Disjoint the chickens carefully, seeing that the drumstick is separated from the upper joint. Sprinkle with salt and put in a bowl, under a towel, for at least half an hour. Drain well and dredge each piece in flour. Put lard in a heavy iron skillet, and when very hot put the chicken in, one piece at a time. The hot lard should stand half an inch in the skillet. Lower the heat so that the chicken does not fry too rapidly, and brown slowly on each side. Drain on a piece of brown paper and set aside to keep hot until mush and gravy are ready.
In the same fat in which you have fried the chicken, and in the same frying-pan, drop the mush, a spoonful at a time, so that it forms round cakes about 3/4 inch thick and the circumference of a water glass. Fry each cake a golden brown on each side, and arrange in a border on a platter, in the middle of which you have put the chicken.
Still in the same frying-pan put a tablespoon of butter, sift in half a tablespoon of flour; when well mixed with butter and remaining grease and bits left from mush, add the thin cream, a little salt, and a little black pepper. Let thicken an instant, and then pour into sauceboat and serve with the fried chicken.
String the beans carefully; wash in cold water, and cook in boiling salt water 1 hour.
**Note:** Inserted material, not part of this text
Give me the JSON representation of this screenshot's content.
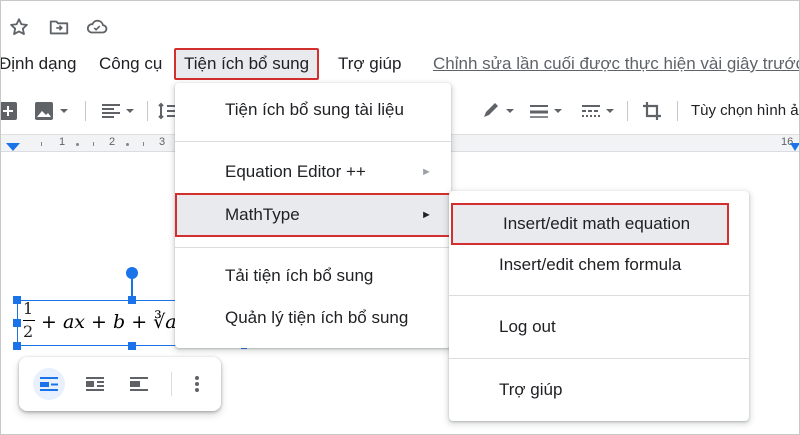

In another saucepan bring the milk to a boil; pour it on the yolk, beaten up with the mustard, and let thicken on the stove for a moment, stirring all the time. Drain the beans; pour over them the milk sauce; add vinegar and salt and let it boil up once or twice. The sauce will be slightly curdled, which is as it should be.
Boil the potato, and when done, mash it through a sieve. Bring the milk to a boil; add mashed potato, lard, sugar, and salt, and when the mixture has reached blood heat add the yeast, which has been dissolved in a little of the water in which the potato was boiled. Sift in enough flour to make a soft, but workable dough; knead well, and set in a large bowl covered with a towel, to rise overnight in a warm place. In the morning turn the dough onto a floured board; knead for 2 or 3 minutes; form into a round loaf and put in a well-greased lard-bucket. Let rise 2 hours, and bake in moderate oven until a fine golden crust is formed.
This loaf is served hot for breakfast in old-fashioned Virginia homes. It is sliced and buttered for each guest by the host. By following the above directions a hot loaf may be made anywhere, but it is doubtful if hosts who butter their guests' bread are to be found outside Virginia.
To top off a traditional Virginia dinner, or to enjoy as a snack, prepare one of George Washington's favorite foods, gingerbread.
Cream together the butter and brown sugar, and when very light add molasses, warm milk, spices, and well-beaten eggs. Mix well, and add, alternately, flour and black coffee and juice and grated rind of orange. Dissolve soda in a tablespoon of warm water, and stir it in last of all. Bake in moderate oven in a loaf or in a shallow biscuit-pan.
Copyright © 1993–2009 Patricia B. Mitchell.